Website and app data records
========================

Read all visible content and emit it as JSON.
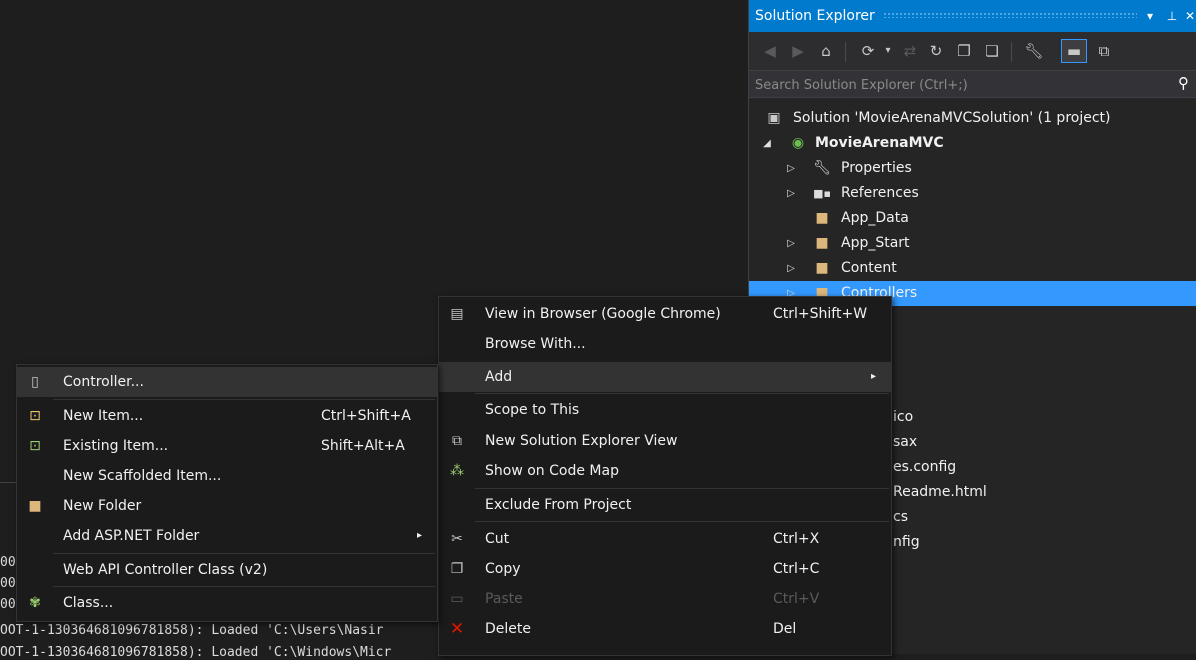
{
  "output": {
    "lines": [
      "00",
      "00",
      "00",
      "OOT-1-130364681096781858): Loaded 'C:\\Users\\Nasir",
      "OOT-1-130364681096781858): Loaded 'C:\\Windows\\Micr"
    ]
  },
  "solution_explorer": {
    "title": "Solution Explorer",
    "title_buttons": [
      "▾",
      "⊥",
      "✕"
    ],
    "search_placeholder": "Search Solution Explorer (Ctrl+;)",
    "tree": [
      {
        "label": "Solution 'MovieArenaMVCSolution' (1 project)",
        "icon": "solution-icon"
      },
      {
        "label": "MovieArenaMVC",
        "icon": "web-project-icon",
        "expander": "◢"
      },
      {
        "label": "Properties",
        "icon": "wrench-icon",
        "expander": "▷"
      },
      {
        "label": "References",
        "icon": "references-icon",
        "expander": "▷"
      },
      {
        "label": "App_Data",
        "icon": "folder-icon"
      },
      {
        "label": "App_Start",
        "icon": "folder-icon",
        "expander": "▷"
      },
      {
        "label": "Content",
        "icon": "folder-icon",
        "expander": "▷"
      },
      {
        "label": "Controllers",
        "icon": "folder-icon",
        "expander": "▷",
        "selected": true
      }
    ],
    "partial_items": [
      "ico",
      "sax",
      "es.config",
      "Readme.html",
      "cs",
      "nfig"
    ]
  },
  "context_menu": {
    "items": [
      {
        "label": "View in Browser (Google Chrome)",
        "shortcut": "Ctrl+Shift+W",
        "icon": "browser-icon"
      },
      {
        "label": "Browse With..."
      },
      {
        "label": "Add",
        "submenu": "▸",
        "highlighted": true
      },
      {
        "label": "Scope to This"
      },
      {
        "label": "New Solution Explorer View",
        "icon": "new-view-icon"
      },
      {
        "label": "Show on Code Map",
        "icon": "code-map-icon"
      },
      {
        "label": "Exclude From Project"
      },
      {
        "label": "Cut",
        "shortcut": "Ctrl+X",
        "icon": "scissors-icon"
      },
      {
        "label": "Copy",
        "shortcut": "Ctrl+C",
        "icon": "copy-icon"
      },
      {
        "label": "Paste",
        "shortcut": "Ctrl+V",
        "icon": "paste-icon",
        "disabled": true
      },
      {
        "label": "Delete",
        "shortcut": "Del",
        "icon": "delete-icon",
        "color": "#e51400"
      }
    ]
  },
  "add_submenu": {
    "items": [
      {
        "label": "Controller...",
        "icon": "controller-icon",
        "highlighted": true
      },
      {
        "label": "New Item...",
        "shortcut": "Ctrl+Shift+A",
        "icon": "new-item-icon"
      },
      {
        "label": "Existing Item...",
        "shortcut": "Shift+Alt+A",
        "icon": "existing-item-icon"
      },
      {
        "label": "New Scaffolded Item..."
      },
      {
        "label": "New Folder",
        "icon": "new-folder-icon"
      },
      {
        "label": "Add ASP.NET Folder",
        "submenu": "▸"
      },
      {
        "label": "Web API Controller Class (v2)"
      },
      {
        "label": "Class...",
        "icon": "class-icon"
      }
    ]
  },
  "colors": {
    "accent": "#007acc",
    "selection": "#3399ff",
    "folder": "#dcb67a",
    "delete": "#e51400"
  }
}
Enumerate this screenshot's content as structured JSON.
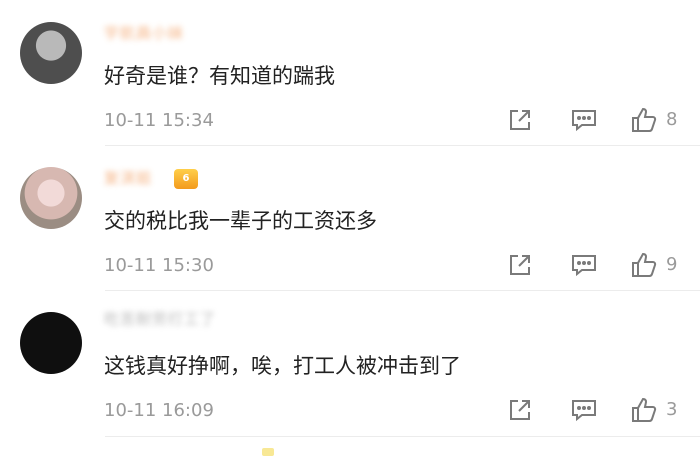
{
  "comments": [
    {
      "username": "宇航員小妹",
      "text": "好奇是谁？有知道的踹我",
      "time": "10-11 15:34",
      "likes": "8"
    },
    {
      "username": "复淇姐",
      "badge": "6",
      "text": "交的税比我一辈子的工资还多",
      "time": "10-11 15:30",
      "likes": "9"
    },
    {
      "username": "吃苦耐劳打工了",
      "text": "这钱真好挣啊，唉，打工人被冲击到了",
      "time": "10-11 16:09",
      "likes": "3"
    }
  ],
  "icons": {
    "share": "share-icon",
    "reply": "reply-icon",
    "like": "thumbs-up-icon"
  },
  "colors": {
    "username_accent": "#f29a5b",
    "text": "#222222",
    "meta": "#9a9a9a"
  }
}
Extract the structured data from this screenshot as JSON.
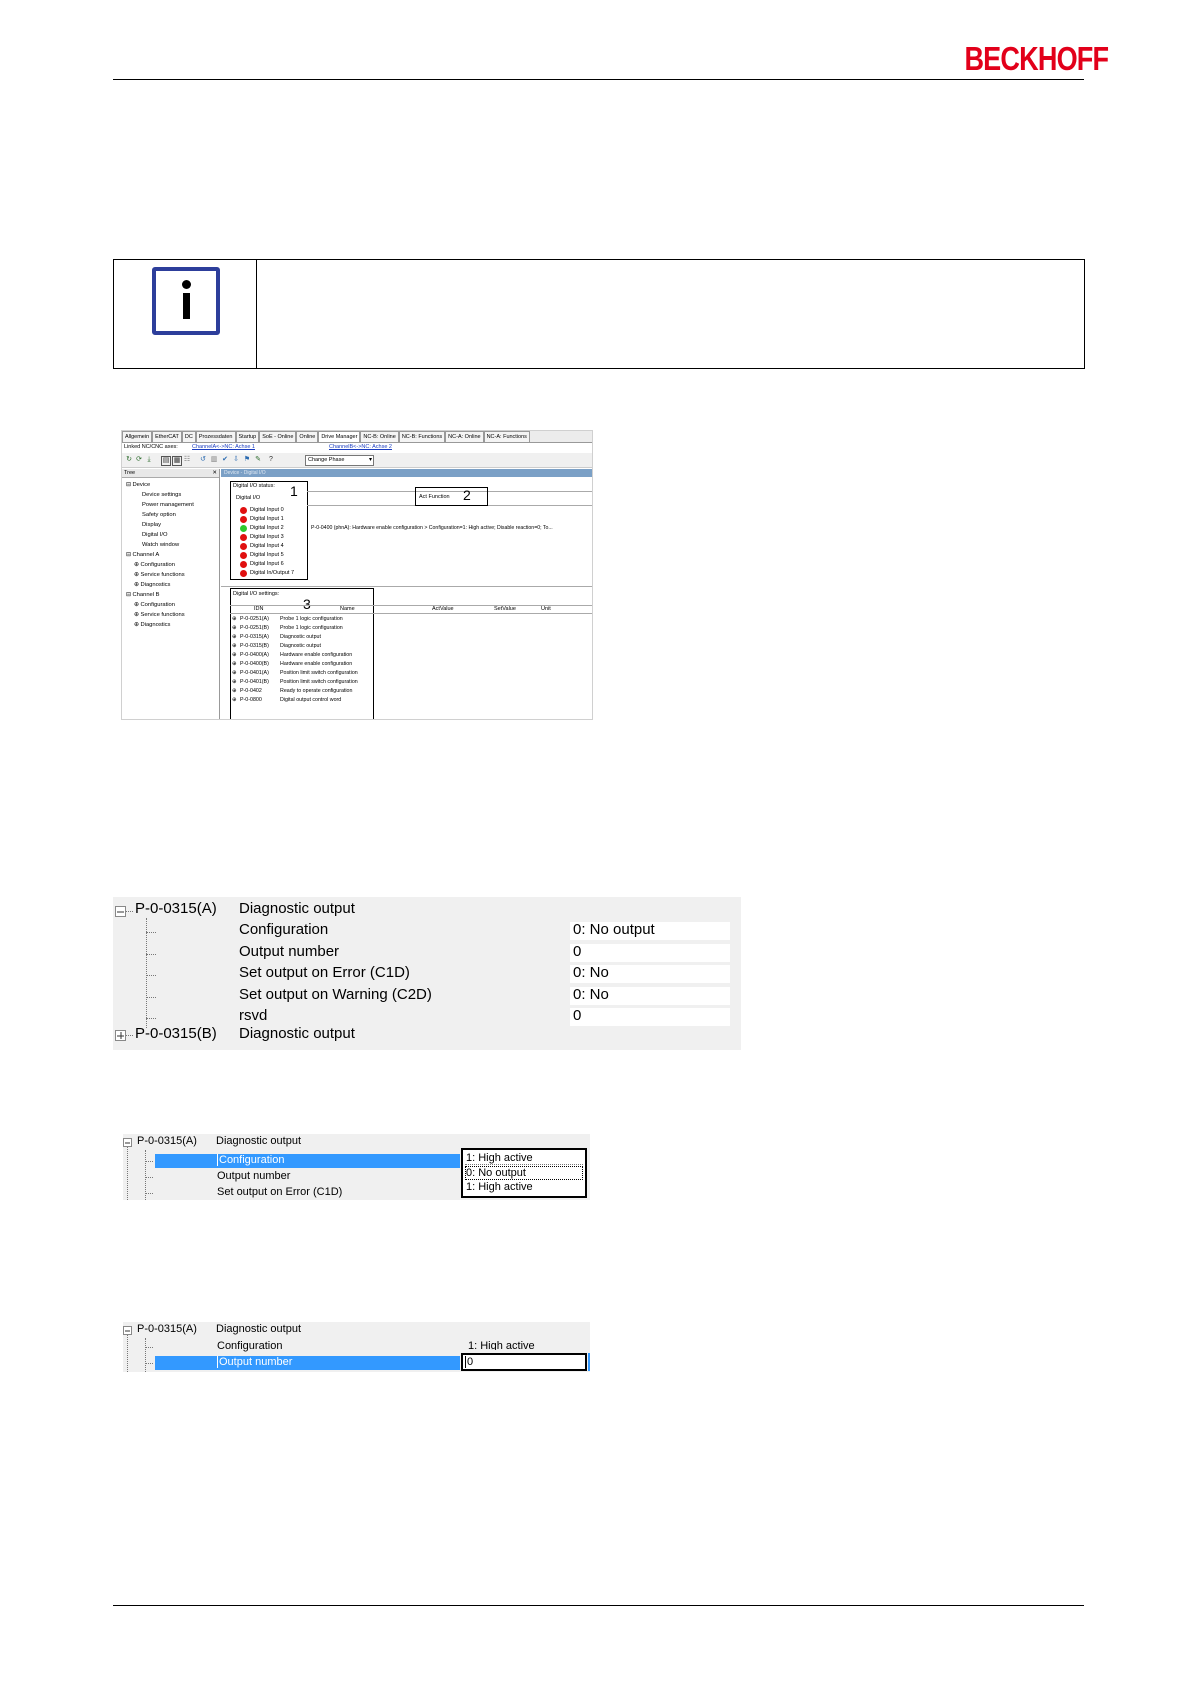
{
  "header": {
    "logo_text": "BECKHOFF",
    "logo_color": "#e2001a"
  },
  "note": {
    "icon": "info-icon",
    "icon_color": "#2d3e9b"
  },
  "shot1": {
    "tabs": [
      "Allgemein",
      "EtherCAT",
      "DC",
      "Prozessdaten",
      "Startup",
      "SoE - Online",
      "Online",
      "Drive Manager",
      "NC-B: Online",
      "NC-B: Functions",
      "NC-A: Online",
      "NC-A: Functions"
    ],
    "active_tab": "Drive Manager",
    "linked_label": "Linked NC/CNC axes:",
    "link_a": "ChannelA<->NC: Achse 1",
    "link_b": "ChannelB<->NC: Achse 2",
    "phase_select": "Change Phase",
    "tree_header": "Tree",
    "tree": [
      {
        "label": "Device",
        "indent": 0
      },
      {
        "label": "Device settings",
        "indent": 2
      },
      {
        "label": "Power management",
        "indent": 2
      },
      {
        "label": "Safety option",
        "indent": 2
      },
      {
        "label": "Display",
        "indent": 2
      },
      {
        "label": "Digital I/O",
        "indent": 2
      },
      {
        "label": "Watch window",
        "indent": 2
      },
      {
        "label": "Channel A",
        "indent": 0
      },
      {
        "label": "Configuration",
        "indent": 1
      },
      {
        "label": "Service functions",
        "indent": 1
      },
      {
        "label": "Diagnostics",
        "indent": 1
      },
      {
        "label": "Channel B",
        "indent": 0
      },
      {
        "label": "Configuration",
        "indent": 1
      },
      {
        "label": "Service functions",
        "indent": 1
      },
      {
        "label": "Diagnostics",
        "indent": 1
      }
    ],
    "breadcrumb": "Device - Digital I/O",
    "io_status_title": "Digital I/O status:",
    "io_group": "Digital I/O",
    "callouts": [
      "1",
      "2",
      "3"
    ],
    "act_function": "Act Function",
    "act_function_text": "P-0-0400 (phnA): Hardware enable configuration > Configuration=1: High active; Disable reaction=0; To...",
    "io_list": [
      {
        "label": "Digital Input 0",
        "color": "#e01010"
      },
      {
        "label": "Digital Input 1",
        "color": "#e01010"
      },
      {
        "label": "Digital Input 2",
        "color": "#2ec82e"
      },
      {
        "label": "Digital Input 3",
        "color": "#e01010"
      },
      {
        "label": "Digital Input 4",
        "color": "#e01010"
      },
      {
        "label": "Digital Input 5",
        "color": "#e01010"
      },
      {
        "label": "Digital Input 6",
        "color": "#e01010"
      },
      {
        "label": "Digital In/Output 7",
        "color": "#e01010"
      }
    ],
    "io_settings_title": "Digital I/O settings:",
    "columns": [
      "IDN",
      "Name",
      "ActValue",
      "SetValue",
      "Unit"
    ],
    "settings": [
      {
        "idn": "P-0-0251(A)",
        "name": "Probe 1 logic configuration"
      },
      {
        "idn": "P-0-0251(B)",
        "name": "Probe 1 logic configuration"
      },
      {
        "idn": "P-0-0315(A)",
        "name": "Diagnostic output"
      },
      {
        "idn": "P-0-0315(B)",
        "name": "Diagnostic output"
      },
      {
        "idn": "P-0-0400(A)",
        "name": "Hardware enable configuration"
      },
      {
        "idn": "P-0-0400(B)",
        "name": "Hardware enable configuration"
      },
      {
        "idn": "P-0-0401(A)",
        "name": "Position limit switch configuration"
      },
      {
        "idn": "P-0-0401(B)",
        "name": "Position limit switch configuration"
      },
      {
        "idn": "P-0-0402",
        "name": "Ready to operate configuration"
      },
      {
        "idn": "P-0-0800",
        "name": "Digital output control word"
      }
    ]
  },
  "table2": {
    "header_idn": "P-0-0315(A)",
    "header_name": "Diagnostic output",
    "rows": [
      {
        "name": "Configuration",
        "value": "0: No output"
      },
      {
        "name": "Output number",
        "value": "0"
      },
      {
        "name": "Set output on Error (C1D)",
        "value": "0: No"
      },
      {
        "name": "Set output on Warning (C2D)",
        "value": "0: No"
      },
      {
        "name": "rsvd",
        "value": "0"
      }
    ],
    "footer_idn": "P-0-0315(B)",
    "footer_name": "Diagnostic output"
  },
  "table3": {
    "header_idn": "P-0-0315(A)",
    "header_name": "Diagnostic output",
    "rows": [
      "Configuration",
      "Output number",
      "Set output on Error (C1D)"
    ],
    "selected": "Configuration",
    "dropdown_value": "1: High active",
    "dropdown_options": [
      "0: No output",
      "1: High active"
    ]
  },
  "table4": {
    "header_idn": "P-0-0315(A)",
    "header_name": "Diagnostic output",
    "rows": [
      "Configuration",
      "Output number"
    ],
    "config_value": "1: High active",
    "selected": "Output number",
    "edit_value": "0"
  }
}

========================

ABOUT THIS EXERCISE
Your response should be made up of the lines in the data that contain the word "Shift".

EXERCISE ANSWER
        "shortcut": "Ctrl+Shift+W",
        "shortcut": "Ctrl+Shift+A",
        "shortcut": "Shift+Alt+A",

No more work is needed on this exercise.